In a remarkable feat as the culture-progress gets exciting, Mrs. Betty Mould-Iddrisu, the Attorney General and Minister of Justice and formerly the head of Legal and Constitutional Affairs of the Commonwealth Secretariat in London, UK stirred the culture-progress thinking uphill when she enjoined “religious organizations and civil society groups to partner government to eradicate superstitious beliefs” in Ghana’s development process, reports the Ghana News Agency. “…the effects of superstition on society were worrying and that it was endangering efforts to build a healthy society based on hard work, goodwill and honesty among other social virtues.” In further attempts in tackling the complicated arithmetic of progress muddled by certain aspects of the Ghanaian culture, Mrs. Betty Mould-Iddrisu additionally charged that “the government was committed to the eradication of superstitious beliefs and would apply the laws to punish people who abused the rights of others.”

Who said democracy, the rule of law, freedoms and human rights aren’t good for durable progress for Africa and Ghana, more so considering Ghana’s and Africa’s political histories and cultures? Whether Libya’s Muamar Gaddafi believes it or not, there is no clash of African development philosophies here. Ghanaians have seen all these before – from Kwame Nkrumah to Julius Nyerere to Kamuzu Banda to Sekou Toure to Gamal Abdul Nasser.

How do Ghanaians confront deadly superstitions that have made them less progressive or autistic in their development process over the years? Betty Mould-Iddrisu gives some solutions: “personal responsibility” and not some demons accountable for accidents or misfortunes or deaths. “Personal responsibility in the determination of one’s fate” and not some evil spirits. No “blind reliance on some spiritual processes to automatically change one’s fortunes from poverty to riches overnight” that normally comes in the form of human sacrifices, witchcraft, or fearsome traditional juju-marabou rituals. “Civil society must not shy away from openly discussing the effects of superstition on the social and spiritual lives of the people.” What Betty Mould-Iddrisu didn’t add are the Ghanaian journalists who have been radically taking on the inhibiting parts of their culture, in a remarkable atmosphere of press freedom, as an enlightenment mission.
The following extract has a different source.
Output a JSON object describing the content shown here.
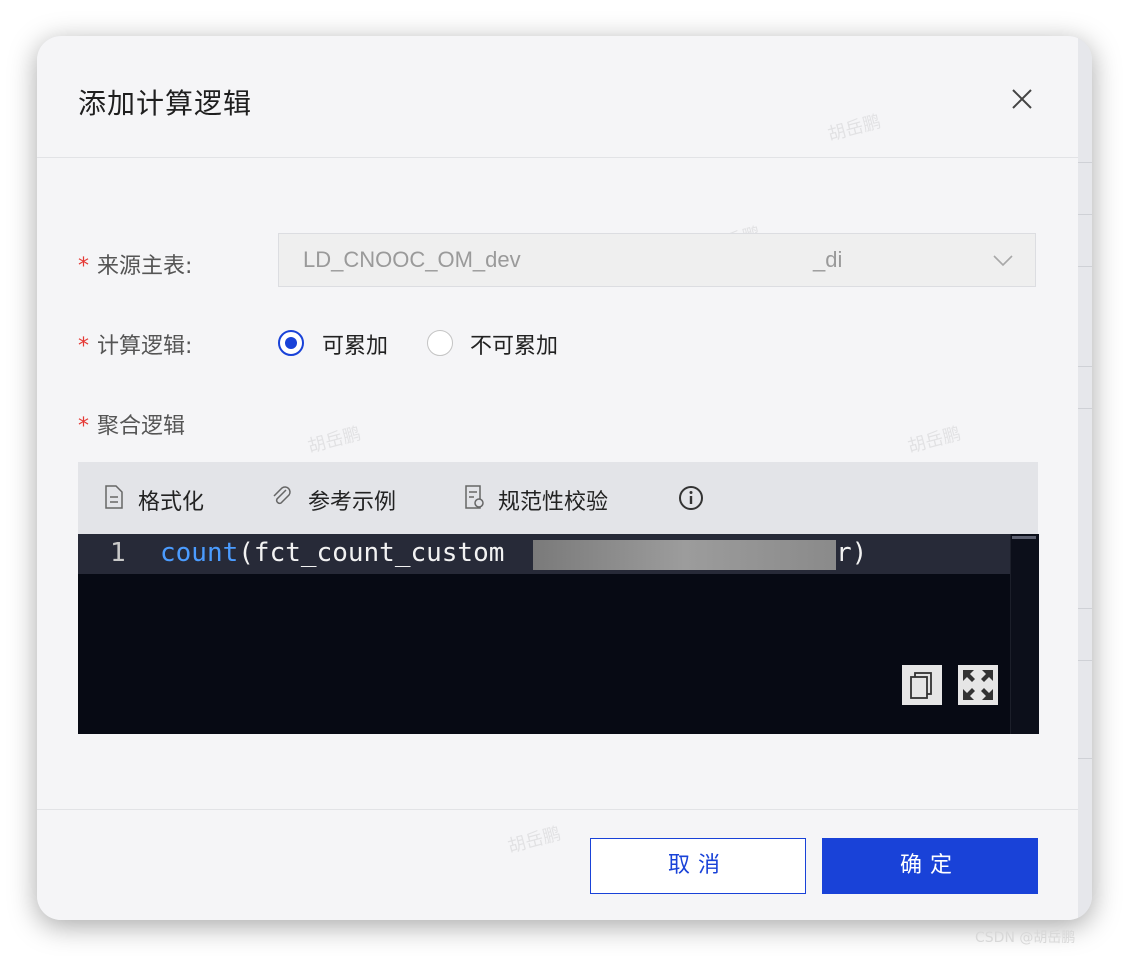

In Betty Mould-Iddrisu, “The Black Star of Africa” is flowering as an enlightened corporate entity, simultaneously as a thinker and philosopher and it is expected to radiate African-wide in the continent’s progress.